As near as I can tell I don’t think Kaps did this precise act at any of his Grand Prix-winning performances. Some of those acts can be found on YouTube but I present this one here because the quality of the reproduction is the best I could find of any of Kaps’ stage performances, and the act consists of a mix of material that is generally reflective of his work, parts of which are taken from those award-winning acts.
Please give this performer the attention he deserves, and you will be rewarded in kind. The magic is beautiful, and frequently utterly mystifying. Also, Kaps’ persona and relationship to the magic is distinct. Far too often, manipulators stand with their head turned toward the audience, a stiff smile frozen on their otherwise expressionless faces, as the magic occurs in their seemingly all but disembodied hands, dehumanizing the already abstract material. Kaps was one of the rare few that truly solved the challenges of this type of performance, and he is a pleasure to watch. He was a superb actor, and his approach made the magic feel real, and his relationship to it feels genuine. He is good-natured, enjoying the experience himself, at times utterly in command, at other times occasionally flummoxed by the mysteries unfolding before his own eyes. I find the net result captivating and utterly delightful. Expand the browser—turn up the sound—put down the smart phone for a little while—and enjoy!

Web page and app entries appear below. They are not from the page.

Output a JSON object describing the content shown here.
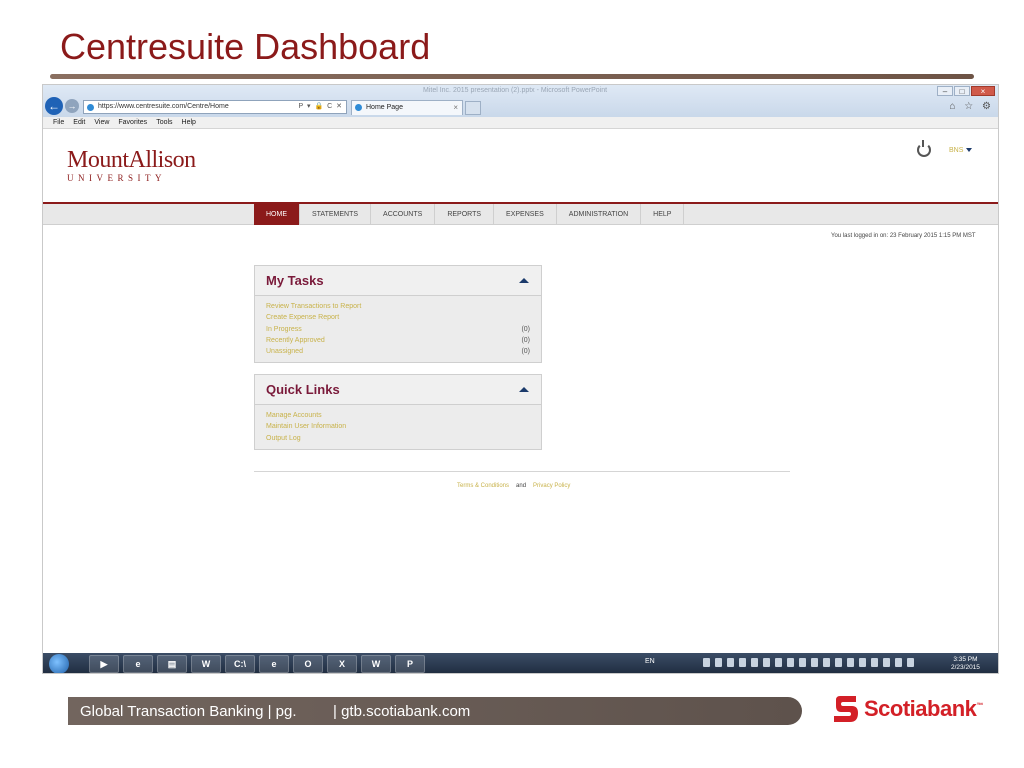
{
  "slide": {
    "title": "Centresuite Dashboard",
    "footer_left": "Global Transaction Banking | pg.",
    "footer_right": "| gtb.scotiabank.com",
    "brand": "Scotiabank",
    "brand_mark": "™",
    "accent_color": "#8b1a1a",
    "brand_color": "#d32027"
  },
  "browser": {
    "window_title": "Mitel Inc. 2015 presentation (2).pptx - Microsoft PowerPoint",
    "window_controls": [
      "–",
      "□",
      "×"
    ],
    "address": "https://www.centresuite.com/Centre/Home",
    "address_icons": "P ▾ 🔒 C ✕",
    "tab_label": "Home Page",
    "tab_close": "×",
    "right_icons": "⌂ ☆ ⚙",
    "menu": [
      "File",
      "Edit",
      "View",
      "Favorites",
      "Tools",
      "Help"
    ]
  },
  "app": {
    "logo_main": "MountAllison",
    "logo_sub": "UNIVERSITY",
    "user": "BNS",
    "nav": [
      "HOME",
      "STATEMENTS",
      "ACCOUNTS",
      "REPORTS",
      "EXPENSES",
      "ADMINISTRATION",
      "HELP"
    ],
    "last_login": "You last logged in on: 23 February 2015 1:15 PM MST",
    "my_tasks": {
      "title": "My Tasks",
      "items": [
        {
          "label": "Review Transactions to Report",
          "count": ""
        },
        {
          "label": "Create Expense Report",
          "count": ""
        },
        {
          "label": "In Progress",
          "count": "(0)"
        },
        {
          "label": "Recently Approved",
          "count": "(0)"
        },
        {
          "label": "Unassigned",
          "count": "(0)"
        }
      ]
    },
    "quick_links": {
      "title": "Quick Links",
      "items": [
        "Manage Accounts",
        "Maintain User Information",
        "Output Log"
      ]
    },
    "footer": {
      "terms": "Terms & Conditions",
      "and": "and",
      "privacy": "Privacy Policy"
    }
  },
  "taskbar": {
    "apps": [
      "▶",
      "e",
      "▤",
      "W",
      "C:\\",
      "e",
      "O",
      "X",
      "W",
      "P"
    ],
    "lang": "EN",
    "time": "3:35 PM",
    "date": "2/23/2015"
  }
}
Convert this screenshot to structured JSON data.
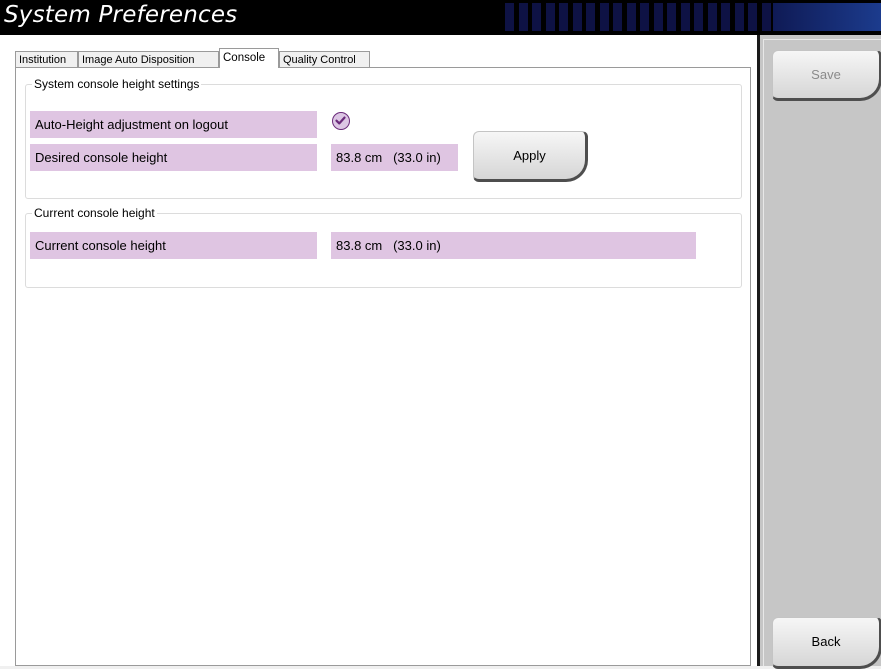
{
  "window": {
    "title": "System Preferences"
  },
  "tabs": [
    "Institution",
    "Image Auto Disposition",
    "Console",
    "Quality Control"
  ],
  "active_tab": "Console",
  "system_console_group": {
    "legend": "System console height settings",
    "auto_height_label": "Auto-Height adjustment on logout",
    "auto_height_checked": true,
    "desired_label": "Desired console height",
    "desired_value": "83.8 cm   (33.0 in)",
    "apply_label": "Apply"
  },
  "current_console_group": {
    "legend": "Current console height",
    "current_label": "Current console height",
    "current_value": "83.8 cm   (33.0 in)"
  },
  "sidebar": {
    "save_label": "Save",
    "back_label": "Back"
  },
  "colors": {
    "field_bg": "#dfc5e2",
    "check_accent": "#6a2a7a",
    "titlebar": "#000000"
  }
}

Fred Kaps: Seeing Is Believing
When Kaps stepped out on the stage of The Ed Sullivan Show the same night as the first appearance of the Beatles, this is the first of two pieces he performed. It’s not only a charming, funny, and surprising bit of magic, but it’s a performance that showcases Kaps’ use of humor and his prodigious acting skills. This trick is all about the performer’s personality, and Kaps’ unfailing charm indelibly comes through.

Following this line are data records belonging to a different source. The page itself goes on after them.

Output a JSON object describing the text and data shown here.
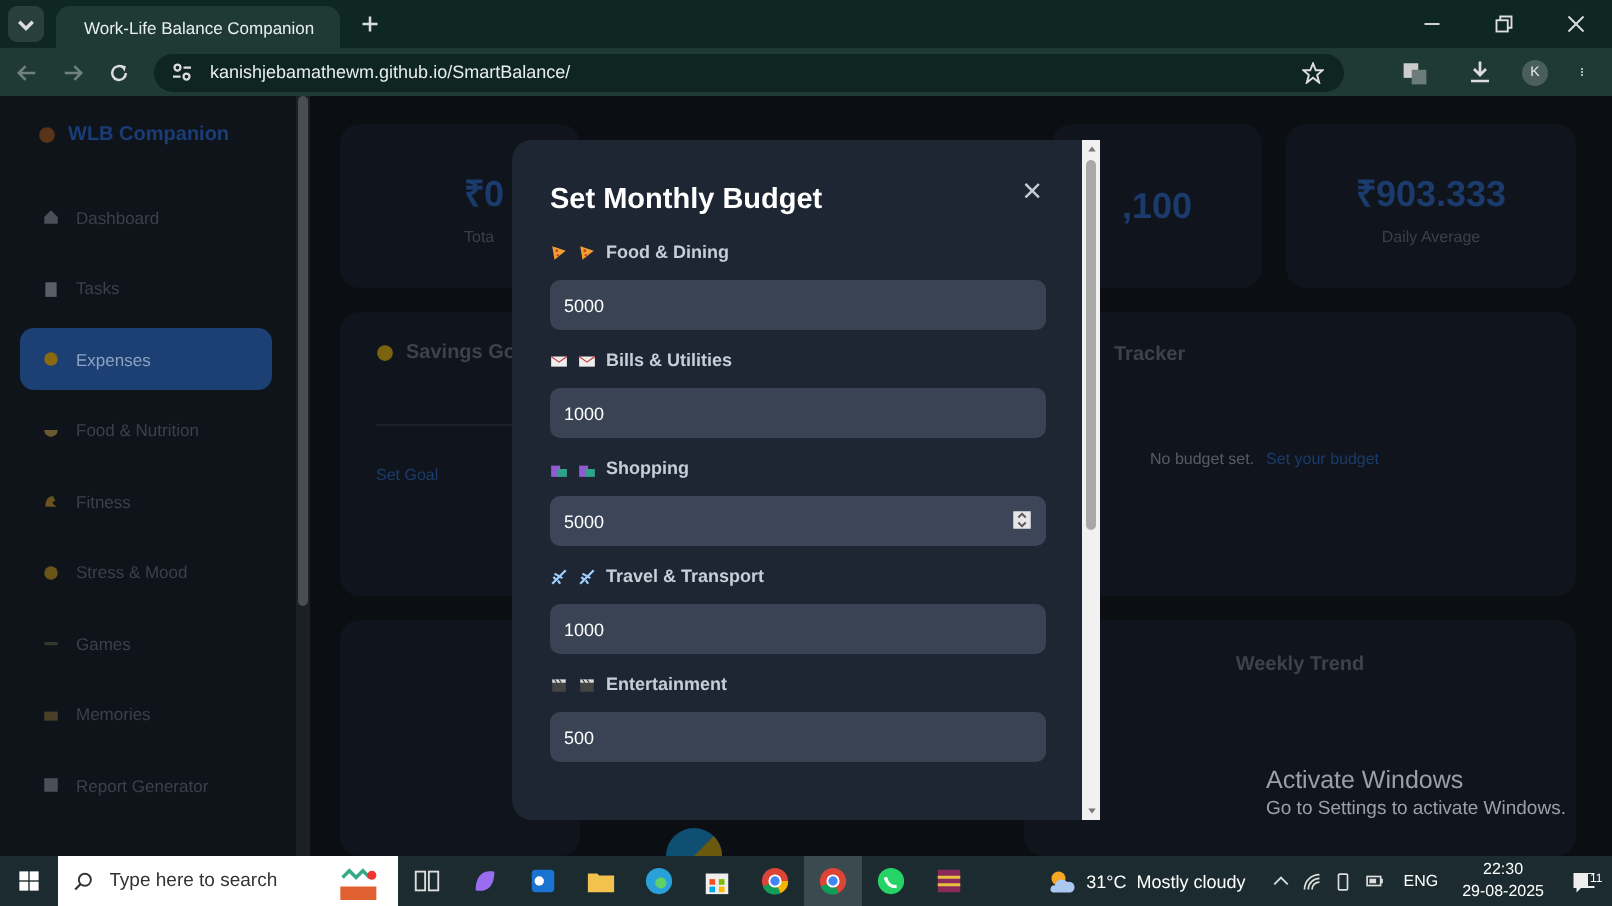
{
  "browser": {
    "tabs": [
      {
        "title": "Work-Life Balance Companion",
        "selected": true
      }
    ],
    "address": "kanishjebamathewm.github.io/SmartBalance/",
    "profile": "K"
  },
  "sidebar": {
    "brand": "WLB Companion",
    "items": [
      {
        "label": "Dashboard",
        "selected": false
      },
      {
        "label": "Tasks",
        "selected": false
      },
      {
        "label": "Expenses",
        "selected": true
      },
      {
        "label": "Food & Nutrition",
        "selected": false
      },
      {
        "label": "Fitness",
        "selected": false
      },
      {
        "label": "Stress & Mood",
        "selected": false
      },
      {
        "label": "Games",
        "selected": false
      },
      {
        "label": "Memories",
        "selected": false
      },
      {
        "label": "Report Generator",
        "selected": false
      }
    ]
  },
  "stats": [
    {
      "value": "₹0",
      "label": "Tota"
    },
    {
      "value": ",100"
    },
    {
      "value": "₹903.333",
      "label": "Daily Average"
    }
  ],
  "savings": {
    "title": "Savings Go",
    "link": "Set Goal"
  },
  "tracker": {
    "title": "Tracker",
    "message": "No budget set.",
    "link": "Set your budget"
  },
  "trend": {
    "title": "Weekly Trend"
  },
  "modal": {
    "title": "Set Monthly Budget",
    "close": "×",
    "fields": [
      {
        "label": "Food & Dining",
        "value": "5000",
        "hovered": false
      },
      {
        "label": "Bills & Utilities",
        "value": "1000",
        "hovered": false
      },
      {
        "label": "Shopping",
        "value": "5000",
        "hovered": true
      },
      {
        "label": "Travel & Transport",
        "value": "1000",
        "hovered": false
      },
      {
        "label": "Entertainment",
        "value": "500",
        "hovered": false
      }
    ]
  },
  "watermark": {
    "title": "Activate Windows",
    "subtitle": "Go to Settings to activate Windows."
  },
  "taskbar": {
    "search_placeholder": "Type here to search",
    "weather": "31°C  Mostly cloudy",
    "language": "ENG",
    "time": "22:30",
    "date": "29-08-2025",
    "notifications": "11"
  }
}
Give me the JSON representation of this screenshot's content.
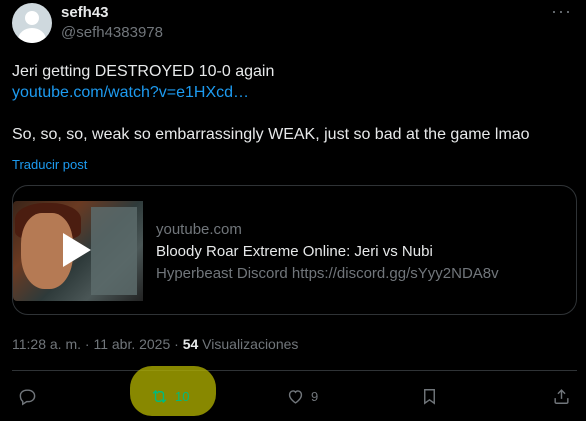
{
  "author": {
    "name": "sefh43",
    "handle": "@sefh4383978",
    "more_icon": "more-horizontal-icon"
  },
  "post": {
    "line1": "Jeri getting DESTROYED 10-0 again",
    "link": "youtube.com/watch?v=e1HXcd…",
    "line3": "So, so, so, weak so embarrassingly WEAK, just so bad at the game lmao",
    "translate": "Traducir post"
  },
  "card": {
    "domain": "youtube.com",
    "title": "Bloody Roar Extreme Online: Jeri vs Nubi",
    "description": "Hyperbeast Discord https://discord.gg/sYyy2NDA8v"
  },
  "meta": {
    "timestamp": "11:28 a. m. · 11 abr. 2025 · ",
    "views_count": "54",
    "views_label": " Visualizaciones"
  },
  "actions": {
    "reply_count": "",
    "retweet_count": "10",
    "like_count": "9"
  },
  "colors": {
    "background": "#000000",
    "link": "#1d9bf0",
    "muted": "#71767b",
    "retweet": "#00ba7c",
    "highlight": "#b6b600"
  }
}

Fred Kaps: Homing Card (1978)
Two of Kaps’ signature close-up tricks were actually invented by and used with the permission of the German magician Bruno Hennig (who at an advanced age is still alive and enjoying his lifelong passion for magic in Germany). Here is Kaps performing the Floating and Dancing Cork, a genuine marvel of close-up magic, on a British television talk show in 1976. With the possible exception of Herr Hennig, I doubt that anyone has ever performed this effect better than Kaps. It’s a perfect miracle.
Fred Kaps: The Floating Cork
Here is one of Kaps’ early FISM acts in its entirety. The manipulative magic, with cards and cigarettes, is breathtaking. Fred Astaire said, “The hard part is making it look easy,” and this is a textbook example. The act concludes with the salt routine that you saw in the first video, Kaps’ version of a signature trick of the great American comic magician and manipulator, Roy Benson (who was, to say the least, a significant influence on Kaps’ repertoire, not only with this routine, but with Benson’s version of the classic Chinese Sticks, both of which were perhaps passed along to Kaps by Vermeyden, without Kaps' knowledge of their origins).
The Best of Fred Kaps
As a bonus, here is the actual spot Kaps did on the Sullivan show, the night of that first Beatles appearance. Indeed, it begins with Sullivan trying to settle down the audience from the screams and hyperventilations of the Beatles appearance. Kaps performs two pieces you’ve already seen—the Homing Card, and then the Salt Pour. But since this exists and is available I offer it as an historical curiosity for those interested.
Fred Kaps on The Ed Sullivan Show